WHAT THE TASK REQUIRES: Return each line of the data below that contains the string "Template".

■ ■ ■

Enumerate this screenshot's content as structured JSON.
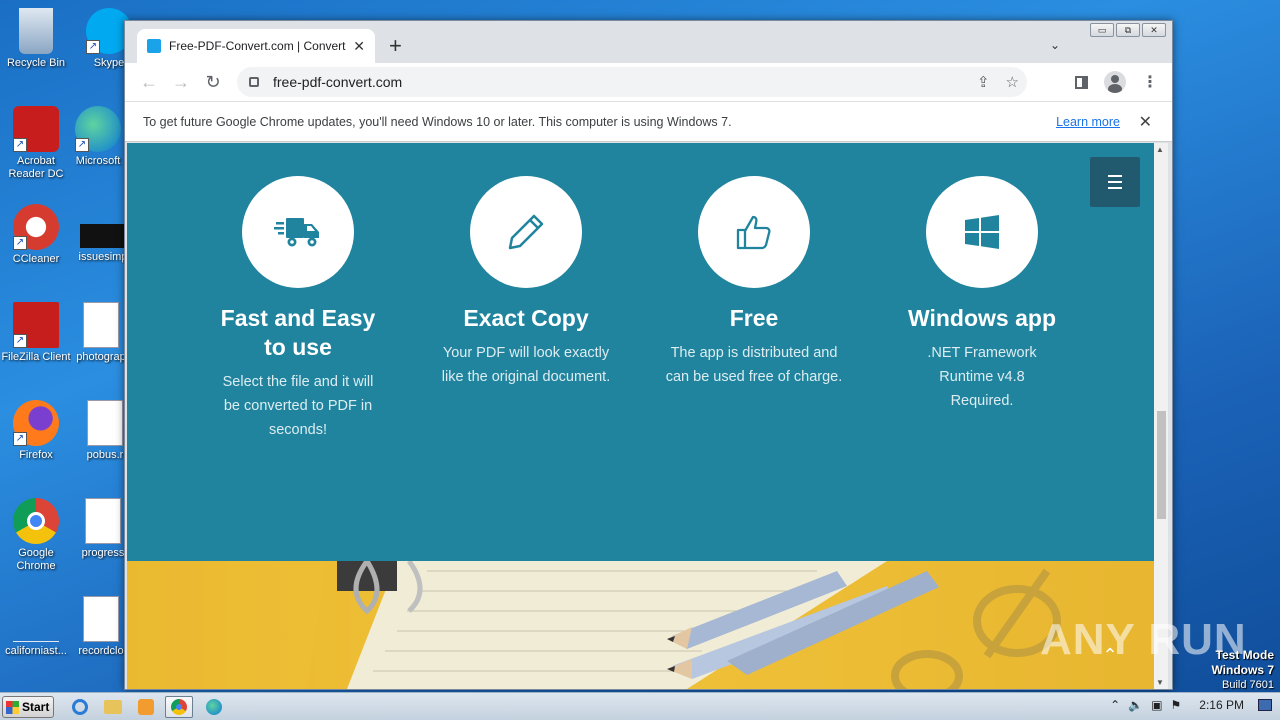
{
  "desktop": {
    "icons": [
      {
        "label": "Recycle Bin",
        "color": "#a9c2dc"
      },
      {
        "label": "Skype",
        "color": "#00a9f0"
      },
      {
        "label": "Acrobat Reader DC",
        "color": "#c81d1d"
      },
      {
        "label": "Microsoft",
        "color": "#0c7ad6"
      },
      {
        "label": "CCleaner",
        "color": "#d63b2f"
      },
      {
        "label": "issuesimp",
        "color": "#111111"
      },
      {
        "label": "FileZilla Client",
        "color": "#c61d1d"
      },
      {
        "label": "photograp",
        "color": "#2b5fb4"
      },
      {
        "label": "Firefox",
        "color": "#ff7a1a"
      },
      {
        "label": "pobus.r",
        "color": "#2b5fb4"
      },
      {
        "label": "Google Chrome",
        "color": "#4285f4"
      },
      {
        "label": "progress",
        "color": "#2b5fb4"
      },
      {
        "label": "californiast...",
        "color": "#1b63b8"
      },
      {
        "label": "recordclo",
        "color": "#2b5fb4"
      }
    ]
  },
  "browser": {
    "tab_title": "Free-PDF-Convert.com | Convert hu",
    "tab_close": "✕",
    "new_tab": "+",
    "url": "free-pdf-convert.com",
    "window_controls": [
      "▭",
      "⧉",
      "✕"
    ],
    "infobar_text": "To get future Google Chrome updates, you'll need Windows 10 or later. This computer is using Windows 7.",
    "infobar_link": "Learn more"
  },
  "page": {
    "features": [
      {
        "icon": "truck-icon",
        "title": "Fast and Easy to use",
        "text": "Select the file and it will be converted to PDF in seconds!"
      },
      {
        "icon": "pencil-icon",
        "title": "Exact Copy",
        "text": "Your PDF will look exactly like the original document."
      },
      {
        "icon": "thumbs-up-icon",
        "title": "Free",
        "text": "The app is distributed and can be used free of charge."
      },
      {
        "icon": "windows-logo-icon",
        "title": "Windows app",
        "text": ".NET Framework Runtime v4.8 Required."
      }
    ],
    "accent_color": "#20849e",
    "menu_button_color": "#215a6e"
  },
  "watermark": "ANY RUN",
  "test_mode": {
    "line1": "Test Mode",
    "line2": "Windows 7",
    "line3": "Build 7601"
  },
  "taskbar": {
    "start_label": "Start",
    "clock": "2:16 PM"
  }
}
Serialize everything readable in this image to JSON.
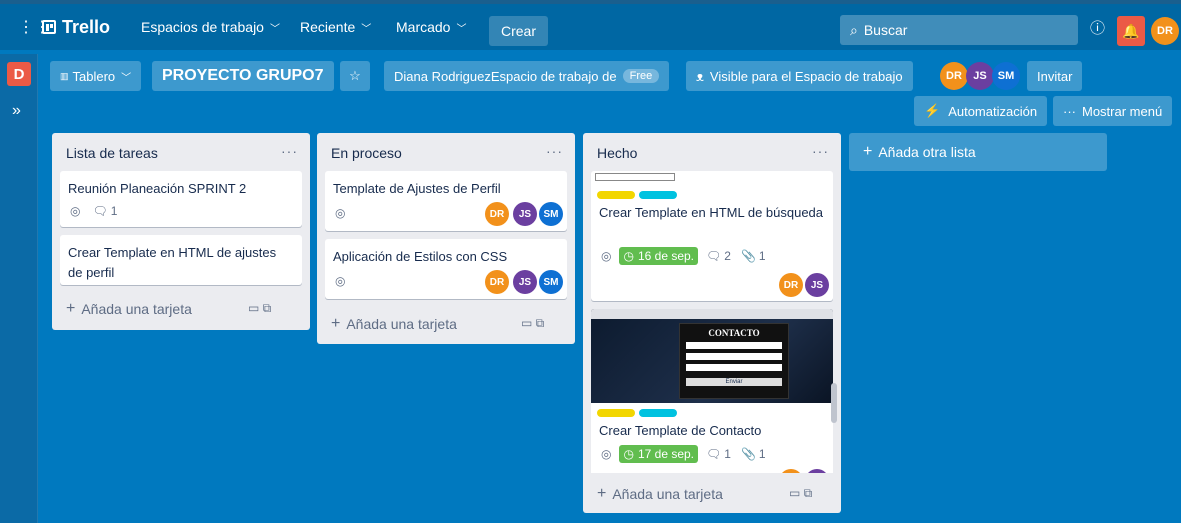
{
  "topbar": {
    "apps_icon": "grid-icon",
    "logo": "Trello",
    "workspaces": "Espacios de trabajo",
    "recent": "Reciente",
    "starred": "Marcado",
    "create": "Crear",
    "search_placeholder": "Buscar",
    "user_initials": "DR"
  },
  "boardbar": {
    "workspace_initial": "D",
    "view": "Tablero",
    "board_name": "PROYECTO GRUPO7",
    "workspace": "Diana RodriguezEspacio de trabajo de",
    "plan_badge": "Free",
    "visibility": "Visible para el Espacio de trabajo",
    "members": [
      "DR",
      "JS",
      "SM"
    ],
    "invite": "Invitar",
    "automation": "Automatización",
    "show_menu": "Mostrar menú"
  },
  "colors": {
    "dr": "#f2911b",
    "js": "#6b3fa0",
    "sm": "#0e70d3",
    "green": "#61bd4f",
    "yellow": "#f2d600",
    "sky": "#00c2e0"
  },
  "lists": [
    {
      "title": "Lista de tareas",
      "menu": "···",
      "add_card": "Añada una tarjeta",
      "cards": [
        {
          "title": "Reunión Planeación SPRINT 2",
          "comments": "1"
        },
        {
          "title": "Crear Template en HTML de ajustes de perfil"
        }
      ]
    },
    {
      "title": "En proceso",
      "menu": "···",
      "add_card": "Añada una tarjeta",
      "cards": [
        {
          "title": "Template de Ajustes de Perfil"
        },
        {
          "title": "Aplicación de Estilos con CSS"
        }
      ]
    },
    {
      "title": "Hecho",
      "menu": "···",
      "add_card": "Añada una tarjeta",
      "cards": [
        {
          "title": "Crear Template en HTML de búsqueda",
          "due": "16 de sep.",
          "comments": "2",
          "attachments": "1"
        },
        {
          "title": "Crear Template de Contacto",
          "due": "17 de sep.",
          "comments": "1",
          "attachments": "1",
          "cover_heading": "CONTACTO",
          "cover_button": "Enviar"
        }
      ]
    }
  ],
  "add_list": "Añada otra lista"
}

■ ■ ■

THE ANSWER:
          "title": "Crear Template en HTML de ajustes de perfil"
          "title": "Template de Ajustes de Perfil"
          "title": "Crear Template en HTML de búsqueda",
          "title": "Crear Template de Contacto",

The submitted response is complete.